▶ Assignment:
Search the data for the word "title". Reproduce every line where it is found.

▶ Exercise data:
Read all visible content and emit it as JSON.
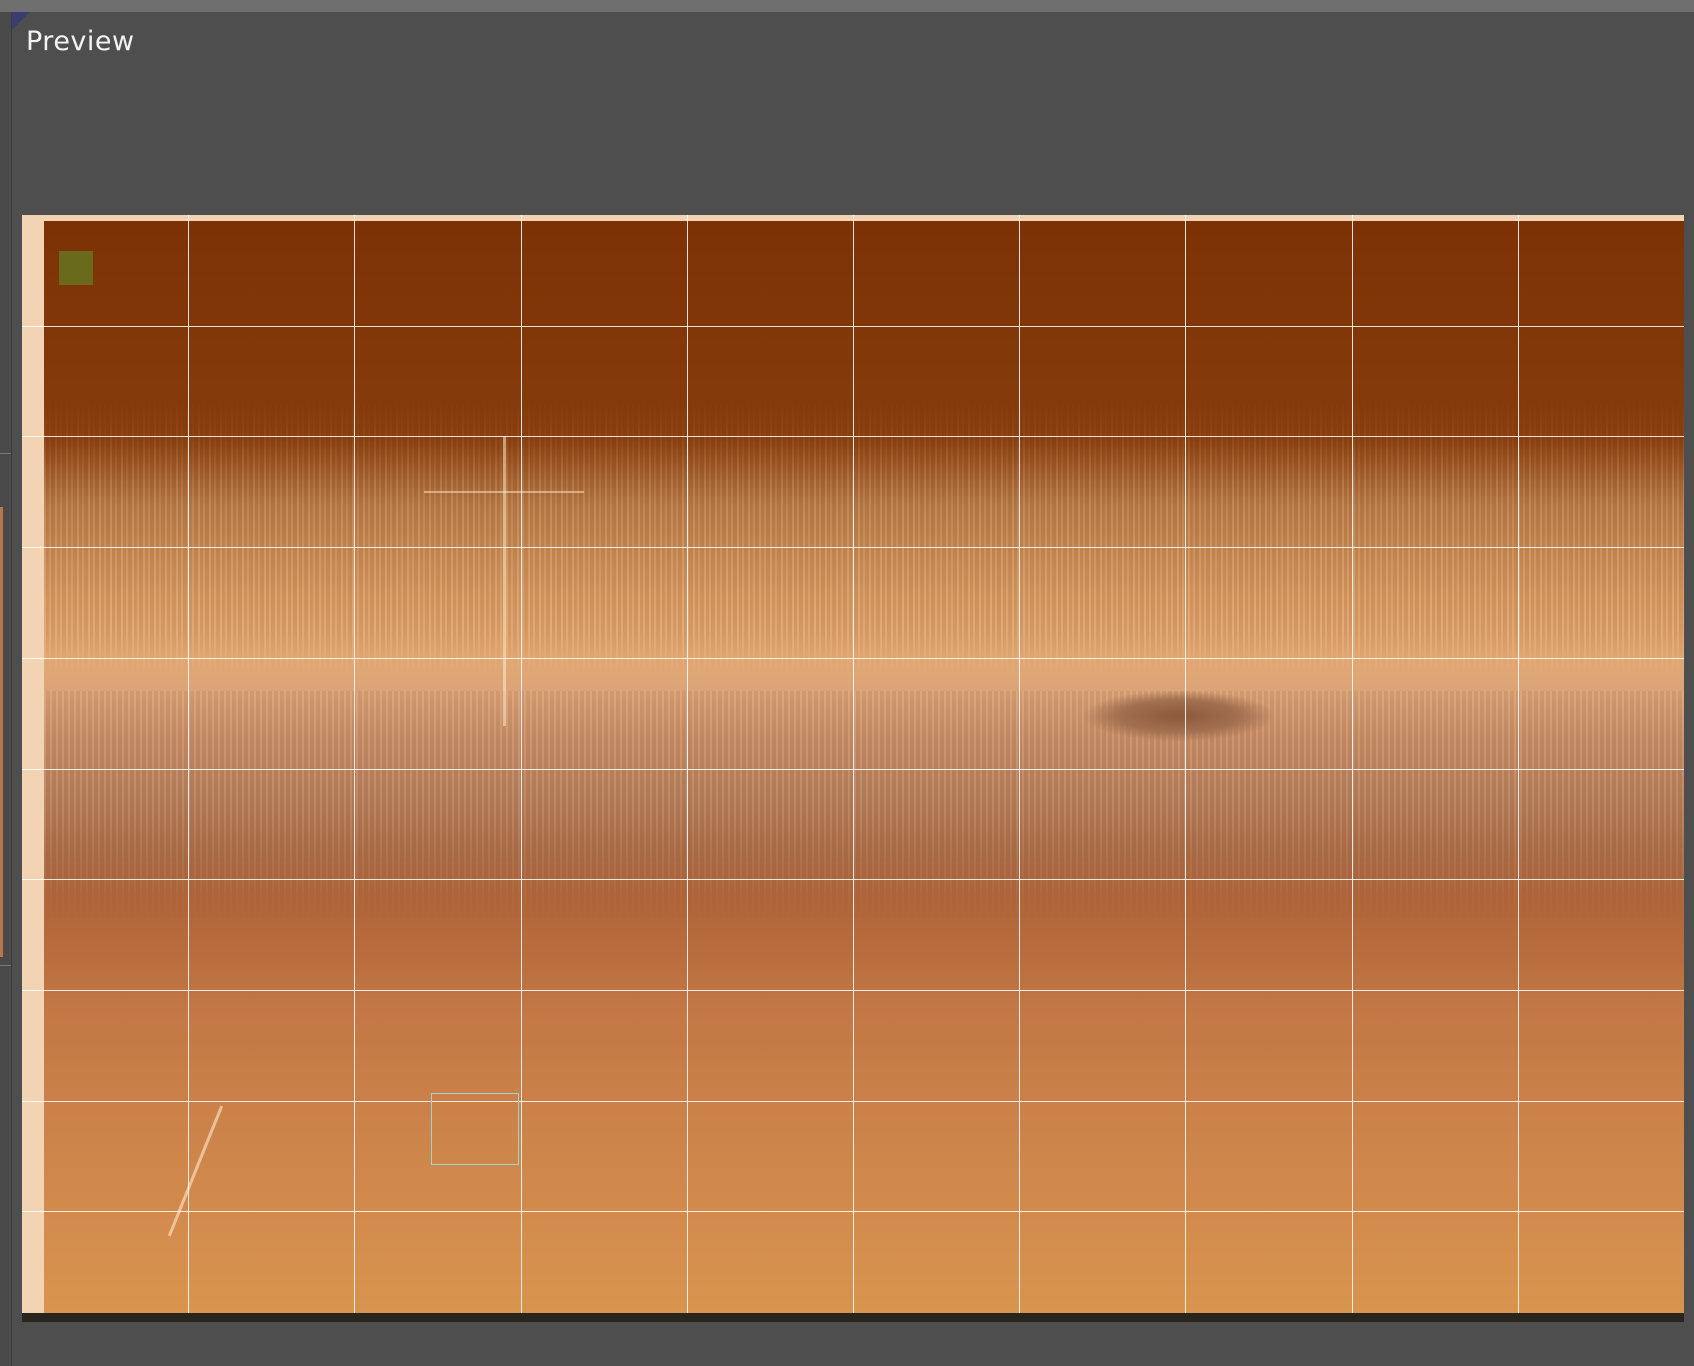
{
  "panel": {
    "title": "Preview"
  },
  "preview": {
    "grid": {
      "columns": 10,
      "rows": 10
    },
    "colors": {
      "background": "#4e4e4e",
      "frame_border": "#f2d3b4",
      "grid_line": "#ffffff",
      "sample_box": "#9fd3cc",
      "color_patch": "#6a6a1c"
    }
  }
}
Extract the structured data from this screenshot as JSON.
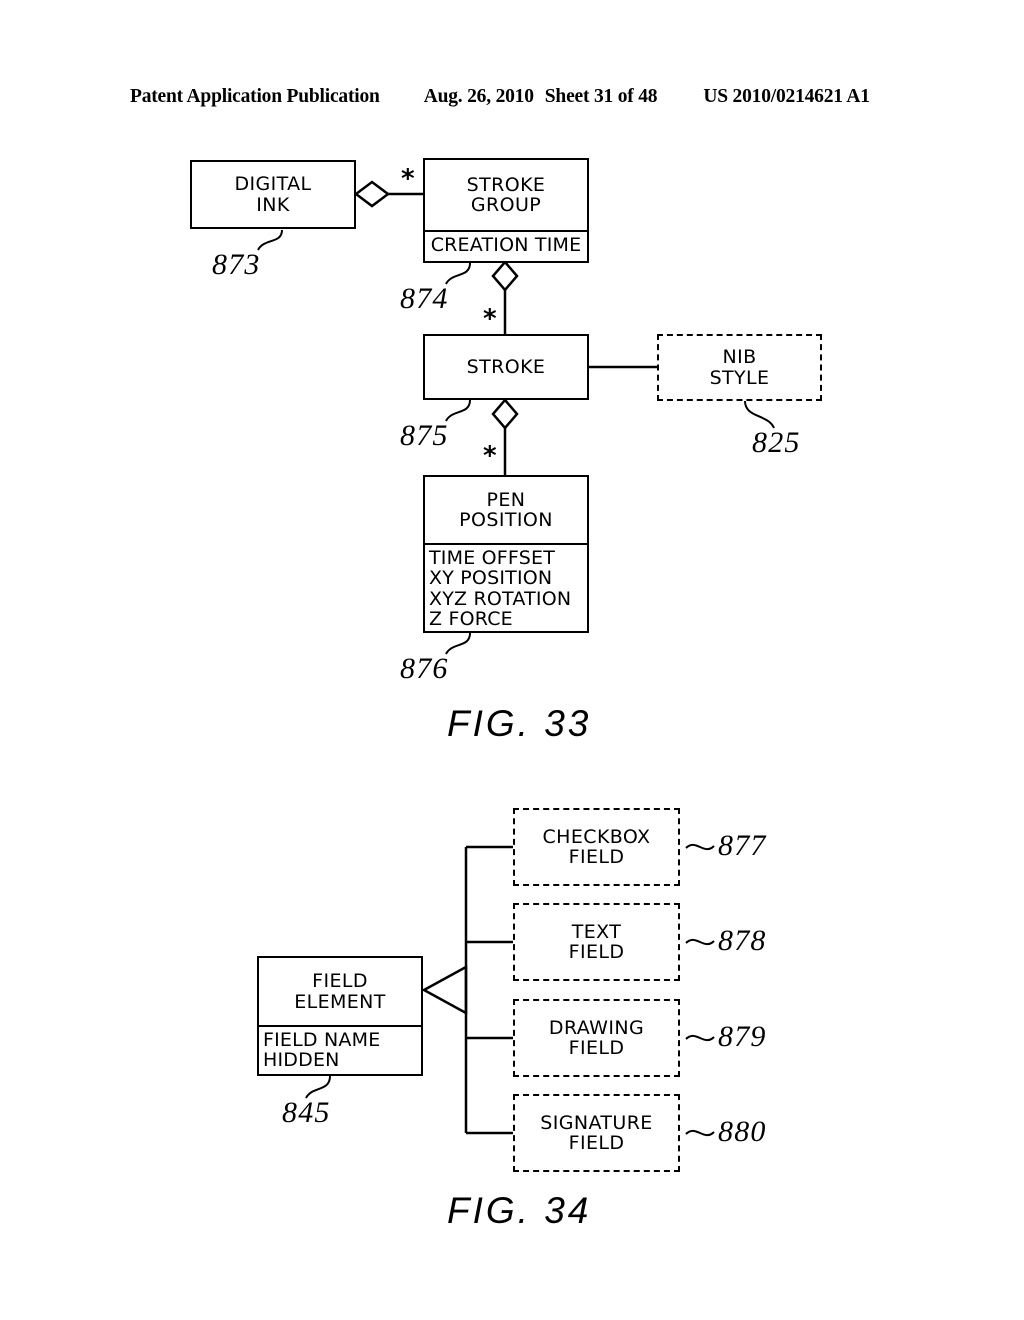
{
  "header": {
    "publication": "Patent Application Publication",
    "date": "Aug. 26, 2010",
    "sheet": "Sheet 31 of 48",
    "patent_number": "US 2010/0214621 A1"
  },
  "figures": [
    {
      "caption": "FIG. 33",
      "nodes": [
        {
          "key": "digital_ink",
          "title": "DIGITAL\nINK",
          "attributes": "",
          "ref": "873",
          "style": "solid"
        },
        {
          "key": "stroke_group",
          "title": "STROKE\nGROUP",
          "attributes": "CREATION TIME",
          "ref": "874",
          "style": "solid"
        },
        {
          "key": "stroke",
          "title": "STROKE",
          "attributes": "",
          "ref": "875",
          "style": "solid"
        },
        {
          "key": "nib_style",
          "title": "NIB\nSTYLE",
          "attributes": "",
          "ref": "825",
          "style": "dashed"
        },
        {
          "key": "pen_position",
          "title": "PEN\nPOSITION",
          "attributes": "TIME OFFSET\nXY POSITION\nXYZ ROTATION\nZ FORCE",
          "ref": "876",
          "style": "solid"
        }
      ],
      "multiplicities": [
        "*",
        "*",
        "*"
      ]
    },
    {
      "caption": "FIG. 34",
      "nodes": [
        {
          "key": "field_element",
          "title": "FIELD\nELEMENT",
          "attributes": "FIELD NAME\nHIDDEN",
          "ref": "845",
          "style": "solid"
        },
        {
          "key": "checkbox_field",
          "title": "CHECKBOX\nFIELD",
          "attributes": "",
          "ref": "877",
          "style": "dashed"
        },
        {
          "key": "text_field",
          "title": "TEXT\nFIELD",
          "attributes": "",
          "ref": "878",
          "style": "dashed"
        },
        {
          "key": "drawing_field",
          "title": "DRAWING\nFIELD",
          "attributes": "",
          "ref": "879",
          "style": "dashed"
        },
        {
          "key": "signature_field",
          "title": "SIGNATURE\nFIELD",
          "attributes": "",
          "ref": "880",
          "style": "dashed"
        }
      ]
    }
  ]
}
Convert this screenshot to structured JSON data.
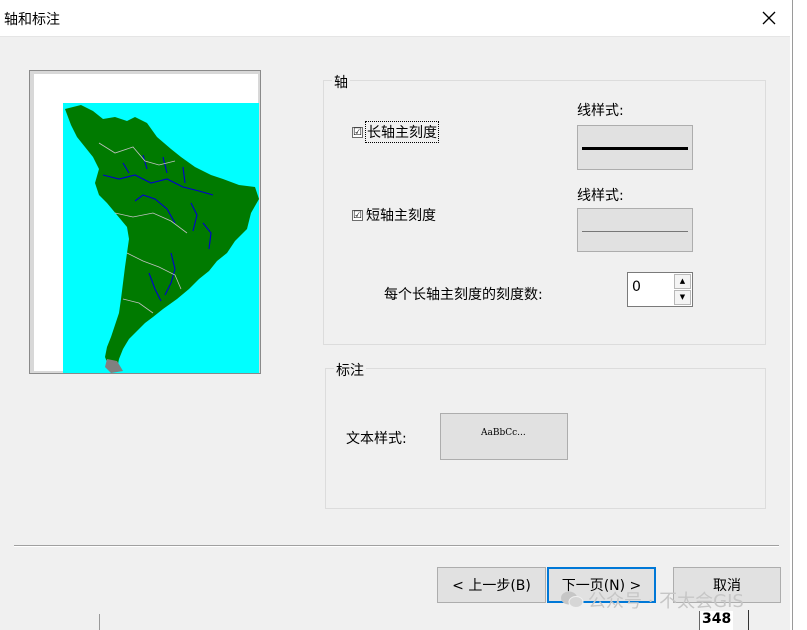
{
  "window": {
    "title": "轴和标注"
  },
  "axis_group": {
    "label": "轴",
    "major_tick": {
      "label": "长轴主刻度",
      "checked": true,
      "line_style_label": "线样式:"
    },
    "minor_tick": {
      "label": "短轴主刻度",
      "checked": true,
      "line_style_label": "线样式:"
    },
    "ticks_per_major": {
      "label": "每个长轴主刻度的刻度数:",
      "value": "0"
    }
  },
  "annotation_group": {
    "label": "标注",
    "text_style_label": "文本样式:",
    "text_style_sample": "AaBbCc..."
  },
  "buttons": {
    "back": "< 上一步(B)",
    "next": "下一页(N) >",
    "cancel": "取消"
  },
  "watermark": {
    "text": "公众号 · 不太会GIS"
  },
  "background": {
    "number": "348"
  },
  "colors": {
    "ocean": "#00ffff",
    "land": "#007a00",
    "rivers": "#0000cc",
    "borders": "#c0c0c0",
    "accent": "#0078d7"
  },
  "icons": {
    "check": "☑",
    "close": "close-icon",
    "spin_up": "▲",
    "spin_down": "▼"
  }
}
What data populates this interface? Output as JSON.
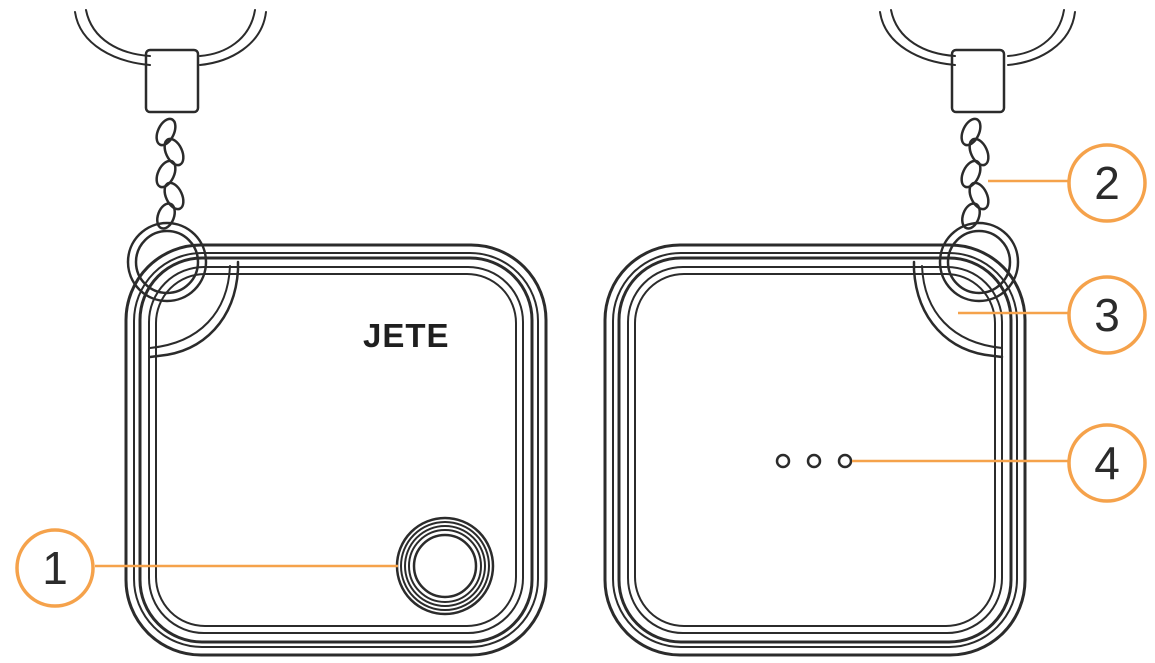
{
  "brand_text": "JETE",
  "accent_color": "#f5a24b",
  "stroke_color": "#2b2b2b",
  "callouts": [
    {
      "number": "1"
    },
    {
      "number": "2"
    },
    {
      "number": "3"
    },
    {
      "number": "4"
    }
  ],
  "views": [
    "front-view",
    "back-view"
  ]
}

▶ Problem solution:
    "title": "Preview"
          "title": "DIGITAL\nINK",
          "title": "STROKE\nGROUP",
          "title": "STROKE",
          "title": "NIB\nSTYLE",
          "title": "PEN\nPOSITION",
          "title": "FIELD\nELEMENT",
          "title": "CHECKBOX\nFIELD",
          "title": "TEXT\nFIELD",
          "title": "DRAWING\nFIELD",
          "title": "SIGNATURE\nFIELD",
    "title": "轴和标注"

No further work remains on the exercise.